I have mentioned the general idea of home but me, being the deep thinker that I am, I prefer to also elaborate a bit more on other ideas of home. For instance, home can also be a person. Home can be the arms of the person you feel the safest and closest to. Home can also be your family and friends, despite actually living in a house per se. Some people might disagree that a home is actually a house and I will agree with them. Traditional nomads (people who constantly move from one place to another) will also share this sentiment. Home to some is not the physicality of a building or structure, it is an emotional sentiment shared with others.
As I sat to write this piece my mind also led me to another heartbreaking question; “What do people who live on the streets call home?”. I reminisced on the many times I have seen the destitute curling up in a cardboard box with little to no physical attachments to call their own. What or who is their home then, at that moment? I have also thought about foster children who move from house to house throughout their childhood as well as, people who are simply running away from or running towards something better; or for better opportunities in an entirely different country. All of these people might have different answers but I am sure they all will share the same sentiment of emotional points of view of home– which isn’t that different from many of us. For me, if my parents are to one day magically disappear then my house simply wouldn’t be my home anymore and it’ll be safe to call me homeless. Simply put, my parents are my home. The old saying, “home is where the heart is” literally resonates with me.

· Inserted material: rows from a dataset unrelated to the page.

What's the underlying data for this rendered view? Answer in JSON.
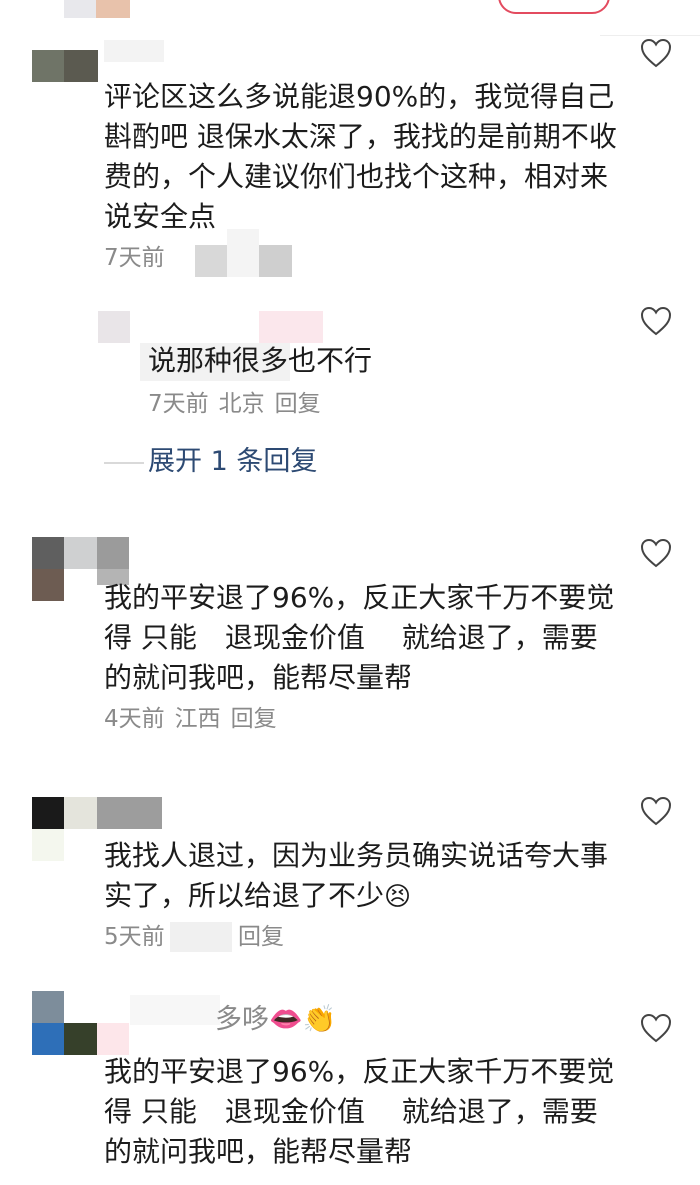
{
  "comments": [
    {
      "text": "评论区这么多说能退90%的，我觉得自己斟酌吧 退保水太深了，我找的是前期不收费的，个人建议你们也找个这种，相对来说安全点",
      "time": "7天前"
    },
    {
      "reply_text": "说那种很多也不行",
      "time": "7天前",
      "location": "北京",
      "reply_label": "回复",
      "expand_label": "展开 1 条回复"
    },
    {
      "text": "我的平安退了96%，反正大家千万不要觉得 只能　退现金价值　 就给退了，需要的就问我吧，能帮尽量帮",
      "time": "4天前",
      "location": "江西",
      "reply_label": "回复"
    },
    {
      "text": "我找人退过，因为业务员确实说话夸大事实了，所以给退了不少",
      "time": "5天前",
      "reply_label": "回复",
      "emoji": "😣"
    },
    {
      "username_suffix": "多哆",
      "username_emojis": "👄👏",
      "text": "我的平安退了96%，反正大家千万不要觉得 只能　退现金价值　 就给退了，需要的就问我吧，能帮尽量帮"
    }
  ],
  "icons": {
    "like": "heart-outline-icon"
  },
  "colors": {
    "link": "#2d4a73",
    "meta": "#8a8a8a",
    "accent": "#e34b5f"
  }
}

Whatever or whoever your home is, I hope you hold onto the meaning and feeling of it tightly. I am glad you have somewhere or someone that you go to when you’re feeling unsafe and uncomfortable. Our homes, no matter what our definitions may be, keeps us safe from the world. Otherwise, we would not have called them; ‘home’. If by chance you are yet to find your home or you believe homes are temporary and your meaning of them changes as you grow then that is okay. No matter what home is to you, I know that your heart rushes and urges to get back to it after a long vacation or even a long day, the way mine urges to get back home to my parents and our cozy house. They are my haven; they are my home. What does home mean to you?